“Just having talent does not ensure playing well. Someone has to organize and inspire.”
ham @21, sorry I’m late to the party in continuing the Fredi discussion from earlier.
I don’t think it’s a matter of whether or not Fredi organizes and inspires (and makes good tactical moves). It’s a matter of how much better Fredi does these things compared to other managers. I think most managers who reach the majors and have any kind of career there are good at organizing and inspiring and are decent tactically, up to a certain level.
I believe Fredi was worse than most managers last season. This season, while I don’t think he’s really any better than the vast majority of big league managers, I don’t think he’s any worse either.
Now, instead of being a manager that probably cost his team relative to the typical manager, I think he’s basically just another manager. This is not necessarily a bad thing. It’s nice when you’re manager isn’t a story and he just kind of fades into the background as another piece of the team.
Now tactically, I honestly don’t think there are very many managers who set themselves apart. Most managers manage based on backassward conventions (managing to the save rule, wasting the number two spot in the order on a weak contact hitter and things of that sort). Some are worse than others (Jim Tracy comes to mind) while some are better (Joe Maddon is the most obvious progressive-minded manager). But most are going to stick to the convictions and traditions that aren’t going to set them apart. I think Fredi is in this class this year, while he was more in the Jim Tracy class last year.
Curt, I didn’t think they looked bad. They went deep into counts for the most part. Uggla had a similar ten-pitch at bat to Heyward’s game-winner, just didn’t end the same. Delgado looked pretty good. The Uggla/Pastornicky mix-up was goofy, but I thought they played a good game for the most part and just lost it. Venters’ bad night was most of the story.
“The idea of Fredi Gonzalez organizing and inspiring is hilarious.”

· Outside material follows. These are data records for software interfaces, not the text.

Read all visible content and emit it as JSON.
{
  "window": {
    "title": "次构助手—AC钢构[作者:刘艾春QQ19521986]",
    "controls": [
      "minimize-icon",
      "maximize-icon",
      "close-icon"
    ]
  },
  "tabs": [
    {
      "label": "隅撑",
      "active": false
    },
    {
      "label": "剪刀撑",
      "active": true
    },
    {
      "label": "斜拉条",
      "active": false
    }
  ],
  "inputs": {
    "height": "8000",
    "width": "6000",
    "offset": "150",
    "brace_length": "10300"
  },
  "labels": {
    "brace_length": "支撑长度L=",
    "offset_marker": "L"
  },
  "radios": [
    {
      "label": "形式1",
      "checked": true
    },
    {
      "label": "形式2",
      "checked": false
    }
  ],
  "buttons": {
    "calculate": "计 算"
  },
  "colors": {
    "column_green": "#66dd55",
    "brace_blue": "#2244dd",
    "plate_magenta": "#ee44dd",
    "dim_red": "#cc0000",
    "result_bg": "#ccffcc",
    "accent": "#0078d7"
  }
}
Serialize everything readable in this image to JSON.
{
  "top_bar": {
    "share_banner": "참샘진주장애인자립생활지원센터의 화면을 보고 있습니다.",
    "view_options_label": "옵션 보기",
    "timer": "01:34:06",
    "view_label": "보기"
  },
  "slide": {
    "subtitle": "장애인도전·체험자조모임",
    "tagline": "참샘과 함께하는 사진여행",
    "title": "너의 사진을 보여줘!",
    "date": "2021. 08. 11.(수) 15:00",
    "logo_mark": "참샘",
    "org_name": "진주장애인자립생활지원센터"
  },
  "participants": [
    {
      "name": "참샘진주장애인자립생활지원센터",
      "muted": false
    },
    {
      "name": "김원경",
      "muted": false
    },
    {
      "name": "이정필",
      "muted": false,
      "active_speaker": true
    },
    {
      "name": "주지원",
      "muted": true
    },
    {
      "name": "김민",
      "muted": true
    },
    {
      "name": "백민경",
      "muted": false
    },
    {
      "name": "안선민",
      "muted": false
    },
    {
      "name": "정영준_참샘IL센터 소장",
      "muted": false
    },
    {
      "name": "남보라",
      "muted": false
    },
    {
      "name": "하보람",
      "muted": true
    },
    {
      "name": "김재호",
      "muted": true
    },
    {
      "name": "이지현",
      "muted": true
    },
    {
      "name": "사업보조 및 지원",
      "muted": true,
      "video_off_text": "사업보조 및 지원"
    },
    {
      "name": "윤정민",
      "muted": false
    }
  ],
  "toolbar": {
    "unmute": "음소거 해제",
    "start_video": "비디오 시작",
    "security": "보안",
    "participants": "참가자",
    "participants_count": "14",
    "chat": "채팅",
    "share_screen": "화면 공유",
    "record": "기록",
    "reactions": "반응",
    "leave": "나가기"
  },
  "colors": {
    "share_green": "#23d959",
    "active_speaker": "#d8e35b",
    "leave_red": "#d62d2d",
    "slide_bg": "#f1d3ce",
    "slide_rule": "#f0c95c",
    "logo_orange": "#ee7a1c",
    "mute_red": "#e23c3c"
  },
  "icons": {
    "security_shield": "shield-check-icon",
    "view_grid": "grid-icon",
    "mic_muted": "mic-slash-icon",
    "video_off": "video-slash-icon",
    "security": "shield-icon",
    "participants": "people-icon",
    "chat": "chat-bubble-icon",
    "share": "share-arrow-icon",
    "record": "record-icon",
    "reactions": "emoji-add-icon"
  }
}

I really do hate to be a Fredi proponent, but does no credit go to him for the can do attitude and heads held high we see in the club this year after the historic collapse? I get that this comparison is kind of cheating, but look at what Boston’s doing after their epic collapse. Very different results so far between the two teams.
Fredi does share Bobby Cox’s temperament which is a far cry from Bobby Valentine. However, coming into the season I knew the Redsox were not as talented as the Rays and Yankees. The Blue Jays are also better. They had no LF or SS coming into the season and their rotation was iffy. I guess my point is that the Red Sox aren’t as good as the Braves.
I will give Fredi credit for letting his team play a little more this year and not injecting his stupidity as much. I’m sorry I just don’t like the guy. Shoot me.
I credit Fredi for improving. He hasn’t inserted crap at the top of the order, no bases-loaded squeeze attempts, etc.
I’m not sure how much better he is at organizing and inspiring than other managers. I would guess most guys even considered for major league jobs are pretty good at organizing and can be fairly inspirational.
One caveat to my last post. I suspect Bobby Cox stood out as a manager who did better than most when it came to inspiring. Has there ever been a manager in baseball who gave off more of an air to the players of “we’re in this together”? The man wore metal spikes even when he got up there in age, was constantly cheering his players on and of course wasn’t afraid to get tossed if his players felt they had been wronged.
I don’t know if Fredi will ever be that kind of guy. But I think tactically he looks to be moving closer to Bobby than he was last season, which is not a bad thing.
Bobby was one of the greatest. He is a example of a manager making the difference in his team especially when we made the playoffs in 2010. We won the Wild Card by 1 game.When he made that decision to bat Prado and Heyward at the top, we took off. Managing a team that won 14 straight division titles with so many moving parts is a amazing accomplishment. Like I always said, If Lonnie Smith was actually paying attention to the game he would have had 2 WS championships.